(Stored items)
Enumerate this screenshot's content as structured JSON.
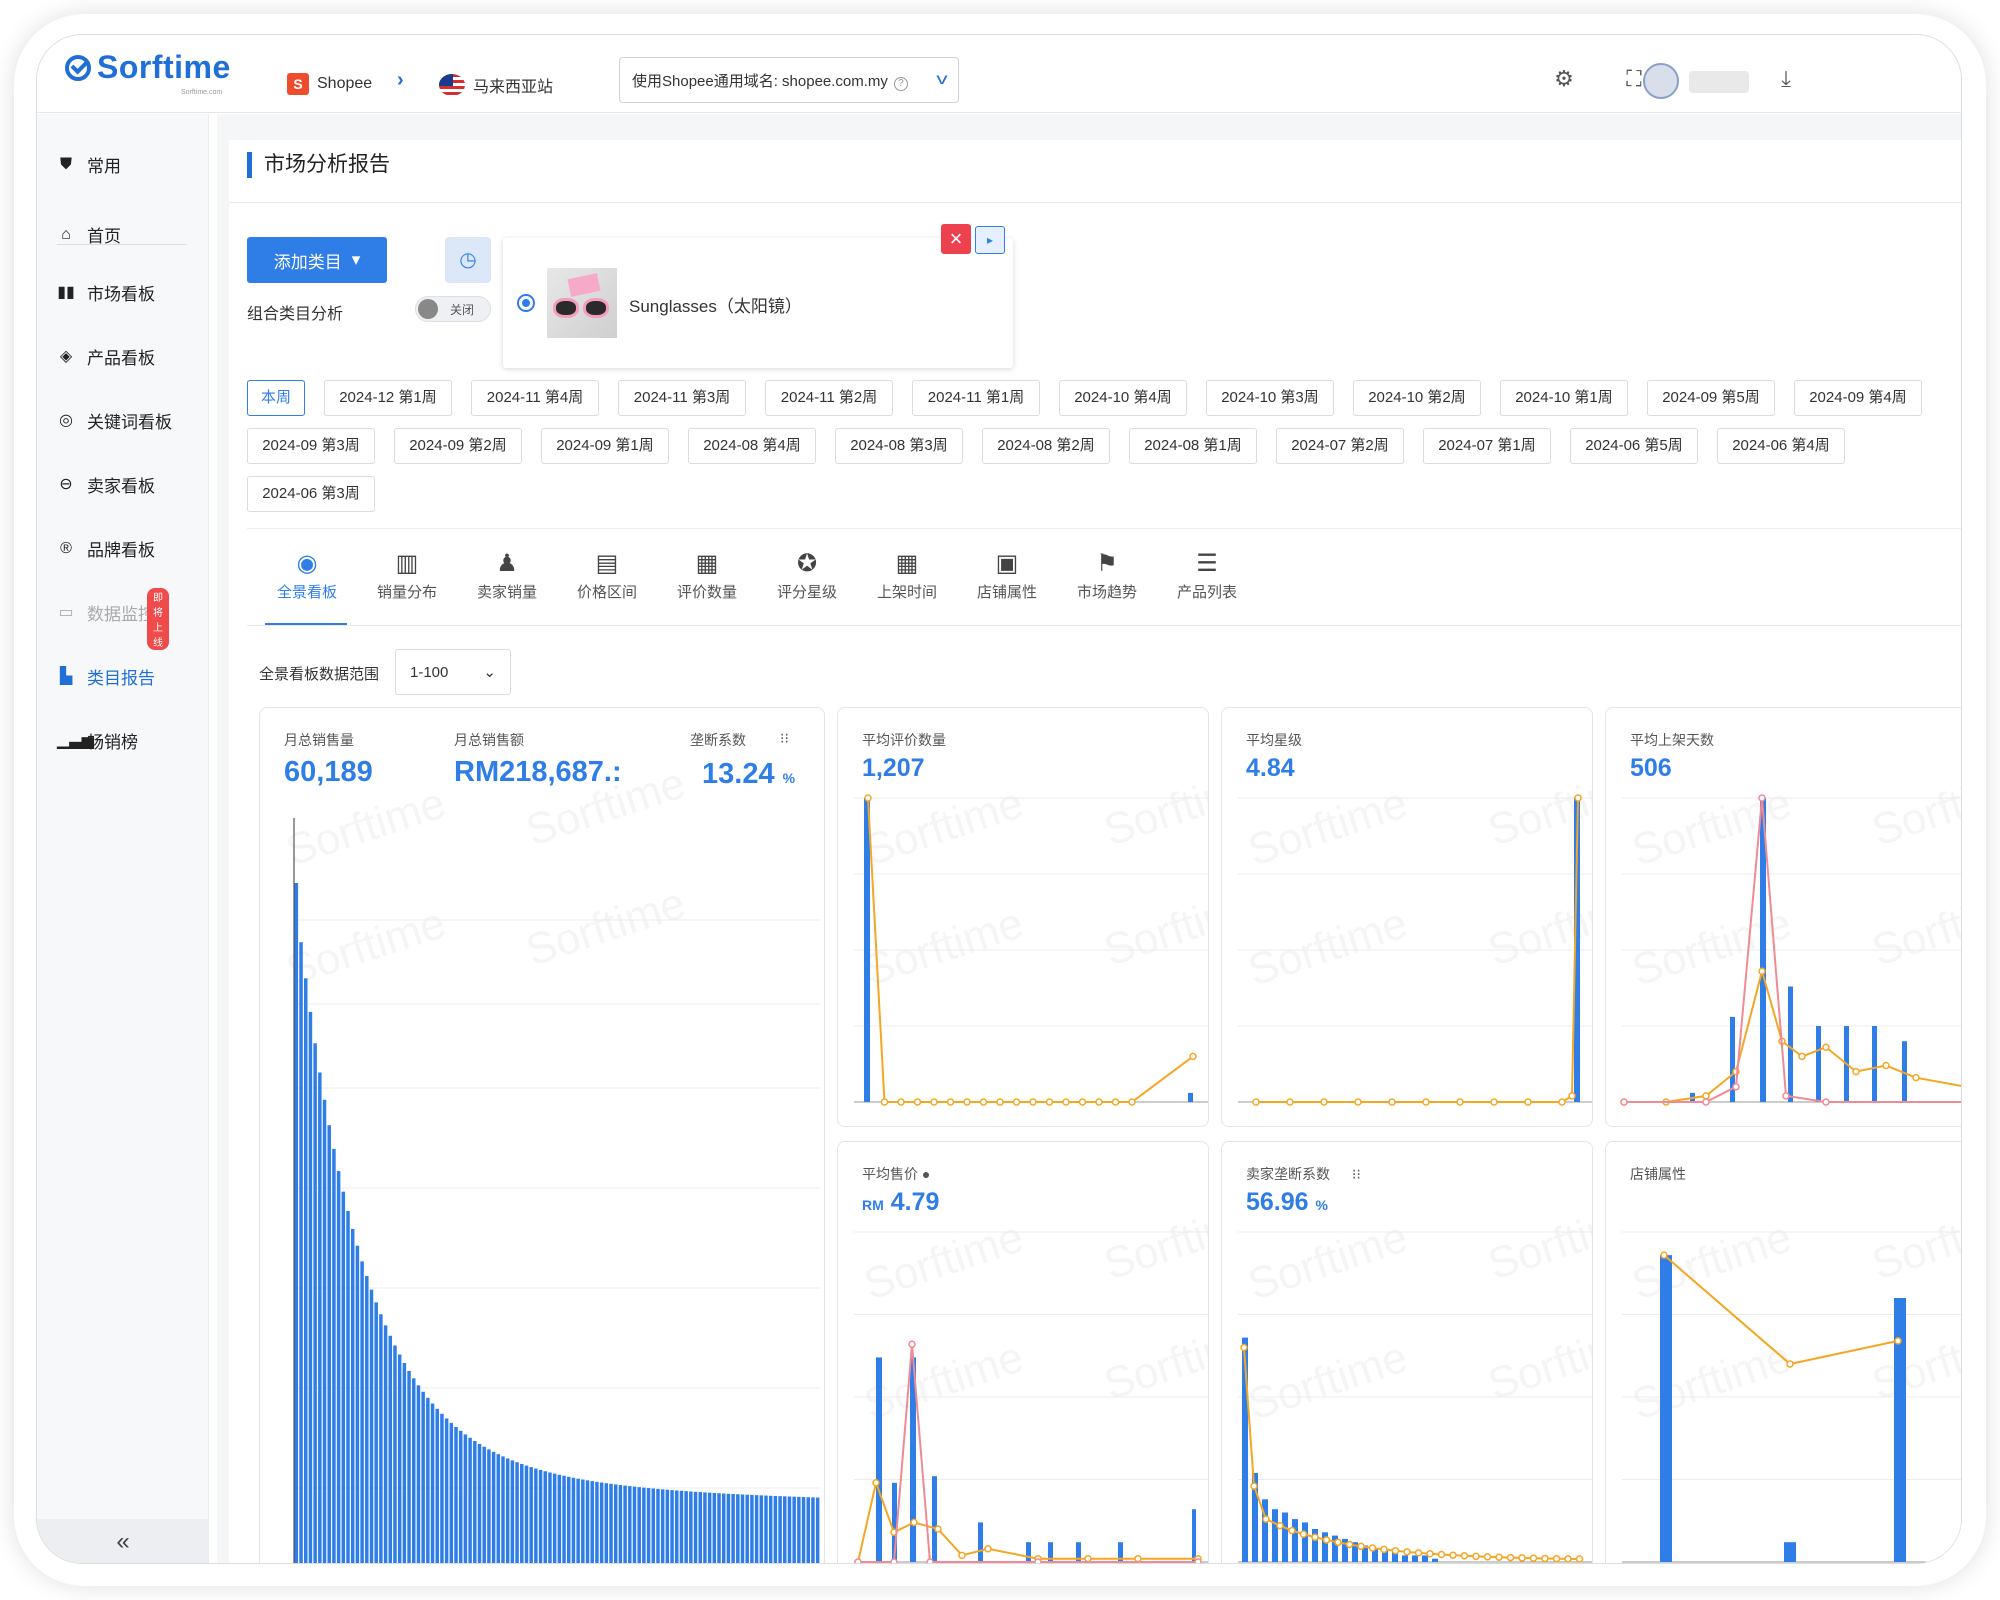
{
  "app": {
    "name": "Sorftime",
    "tagline": "Sorftime.com"
  },
  "breadcrumb": {
    "platform": "Shopee",
    "site": "马来西亚站"
  },
  "domain_select": {
    "label": "使用Shopee通用域名: shopee.com.my"
  },
  "sidebar": {
    "items": [
      {
        "label": "常用",
        "icon": "shield-icon"
      },
      {
        "label": "首页",
        "icon": "home-icon"
      },
      {
        "label": "市场看板",
        "icon": "market-icon"
      },
      {
        "label": "产品看板",
        "icon": "box-icon"
      },
      {
        "label": "关键词看板",
        "icon": "target-icon"
      },
      {
        "label": "卖家看板",
        "icon": "seller-icon"
      },
      {
        "label": "品牌看板",
        "icon": "registered-icon"
      },
      {
        "label": "数据监控",
        "icon": "monitor-icon",
        "badge": "即将上线"
      },
      {
        "label": "类目报告",
        "icon": "report-icon"
      },
      {
        "label": "畅销榜",
        "icon": "bar-chart-icon"
      }
    ],
    "collapse": "«"
  },
  "page": {
    "title": "市场分析报告"
  },
  "controls": {
    "add_category": "添加类目",
    "combo_label": "组合类目分析",
    "toggle_label": "关闭"
  },
  "category": {
    "name": "Sunglasses（太阳镜）"
  },
  "weeks": [
    "本周",
    "2024-12 第1周",
    "2024-11 第4周",
    "2024-11 第3周",
    "2024-11 第2周",
    "2024-11 第1周",
    "2024-10 第4周",
    "2024-10 第3周",
    "2024-10 第2周",
    "2024-10 第1周",
    "2024-09 第5周",
    "2024-09 第4周",
    "2024-09 第3周",
    "2024-09 第2周",
    "2024-09 第1周",
    "2024-08 第4周",
    "2024-08 第3周",
    "2024-08 第2周",
    "2024-08 第1周",
    "2024-07 第2周",
    "2024-07 第1周",
    "2024-06 第5周",
    "2024-06 第4周",
    "2024-06 第3周"
  ],
  "tabs": [
    {
      "label": "全景看板",
      "icon": "dashboard-icon"
    },
    {
      "label": "销量分布",
      "icon": "sales-chart-icon"
    },
    {
      "label": "卖家销量",
      "icon": "seller-sales-icon"
    },
    {
      "label": "价格区间",
      "icon": "price-icon"
    },
    {
      "label": "评价数量",
      "icon": "review-icon"
    },
    {
      "label": "评分星级",
      "icon": "star-icon"
    },
    {
      "label": "上架时间",
      "icon": "calendar-icon"
    },
    {
      "label": "店铺属性",
      "icon": "store-icon"
    },
    {
      "label": "市场趋势",
      "icon": "trend-icon"
    },
    {
      "label": "产品列表",
      "icon": "list-icon"
    }
  ],
  "range": {
    "label": "全景看板数据范围",
    "value": "1-100"
  },
  "stats": {
    "monthly_sales": {
      "label": "月总销售量",
      "value": "60,189"
    },
    "monthly_revenue": {
      "label": "月总销售额",
      "value": "RM218,687.:"
    },
    "monopoly": {
      "label": "垄断系数",
      "value": "13.24",
      "unit": "%"
    },
    "avg_reviews": {
      "label": "平均评价数量",
      "value": "1,207"
    },
    "avg_rating": {
      "label": "平均星级",
      "value": "4.84"
    },
    "avg_days": {
      "label": "平均上架天数",
      "value": "506"
    },
    "avg_price": {
      "label": "平均售价",
      "value": "4.79",
      "currency": "RM"
    },
    "seller_monopoly": {
      "label": "卖家垄断系数",
      "value": "56.96",
      "unit": "%"
    },
    "store_attr": {
      "label": "店铺属性"
    }
  },
  "watermark": "Sorftime",
  "colors": {
    "accent": "#2f7ee8",
    "line_orange": "#f5a623",
    "line_pink": "#f08a94",
    "danger": "#ee4150"
  }
}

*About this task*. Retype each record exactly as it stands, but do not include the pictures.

*Written response*.
Enumerate this screenshot's content as structured JSON.
{
  "app": {
    "name": "Sorftime",
    "tagline": "Sorftime.com"
  },
  "breadcrumb": {
    "platform": "Shopee",
    "site": "马来西亚站"
  },
  "domain_select": {
    "label": "使用Shopee通用域名: shopee.com.my"
  },
  "sidebar": {
    "items": [
      {
        "label": "常用",
        "icon": "shield-icon"
      },
      {
        "label": "首页",
        "icon": "home-icon"
      },
      {
        "label": "市场看板",
        "icon": "market-icon"
      },
      {
        "label": "产品看板",
        "icon": "box-icon"
      },
      {
        "label": "关键词看板",
        "icon": "target-icon"
      },
      {
        "label": "卖家看板",
        "icon": "seller-icon"
      },
      {
        "label": "品牌看板",
        "icon": "registered-icon"
      },
      {
        "label": "数据监控",
        "icon": "monitor-icon",
        "badge": "即将上线"
      },
      {
        "label": "类目报告",
        "icon": "report-icon"
      },
      {
        "label": "畅销榜",
        "icon": "bar-chart-icon"
      }
    ],
    "collapse": "«"
  },
  "page": {
    "title": "市场分析报告"
  },
  "controls": {
    "add_category": "添加类目",
    "combo_label": "组合类目分析",
    "toggle_label": "关闭"
  },
  "category": {
    "name": "Sunglasses（太阳镜）"
  },
  "weeks": [
    "本周",
    "2024-12 第1周",
    "2024-11 第4周",
    "2024-11 第3周",
    "2024-11 第2周",
    "2024-11 第1周",
    "2024-10 第4周",
    "2024-10 第3周",
    "2024-10 第2周",
    "2024-10 第1周",
    "2024-09 第5周",
    "2024-09 第4周",
    "2024-09 第3周",
    "2024-09 第2周",
    "2024-09 第1周",
    "2024-08 第4周",
    "2024-08 第3周",
    "2024-08 第2周",
    "2024-08 第1周",
    "2024-07 第2周",
    "2024-07 第1周",
    "2024-06 第5周",
    "2024-06 第4周",
    "2024-06 第3周"
  ],
  "tabs": [
    {
      "label": "全景看板",
      "icon": "dashboard-icon"
    },
    {
      "label": "销量分布",
      "icon": "sales-chart-icon"
    },
    {
      "label": "卖家销量",
      "icon": "seller-sales-icon"
    },
    {
      "label": "价格区间",
      "icon": "price-icon"
    },
    {
      "label": "评价数量",
      "icon": "review-icon"
    },
    {
      "label": "评分星级",
      "icon": "star-icon"
    },
    {
      "label": "上架时间",
      "icon": "calendar-icon"
    },
    {
      "label": "店铺属性",
      "icon": "store-icon"
    },
    {
      "label": "市场趋势",
      "icon": "trend-icon"
    },
    {
      "label": "产品列表",
      "icon": "list-icon"
    }
  ],
  "range": {
    "label": "全景看板数据范围",
    "value": "1-100"
  },
  "stats": {
    "monthly_sales": {
      "label": "月总销售量",
      "value": "60,189"
    },
    "monthly_revenue": {
      "label": "月总销售额",
      "value": "RM218,687.:"
    },
    "monopoly": {
      "label": "垄断系数",
      "value": "13.24",
      "unit": "%"
    },
    "avg_reviews": {
      "label": "平均评价数量",
      "value": "1,207"
    },
    "avg_rating": {
      "label": "平均星级",
      "value": "4.84"
    },
    "avg_days": {
      "label": "平均上架天数",
      "value": "506"
    },
    "avg_price": {
      "label": "平均售价",
      "value": "4.79",
      "currency": "RM"
    },
    "seller_monopoly": {
      "label": "卖家垄断系数",
      "value": "56.96",
      "unit": "%"
    },
    "store_attr": {
      "label": "店铺属性"
    }
  },
  "watermark": "Sorftime",
  "colors": {
    "accent": "#2f7ee8",
    "line_orange": "#f5a623",
    "line_pink": "#f08a94",
    "danger": "#ee4150"
  }
}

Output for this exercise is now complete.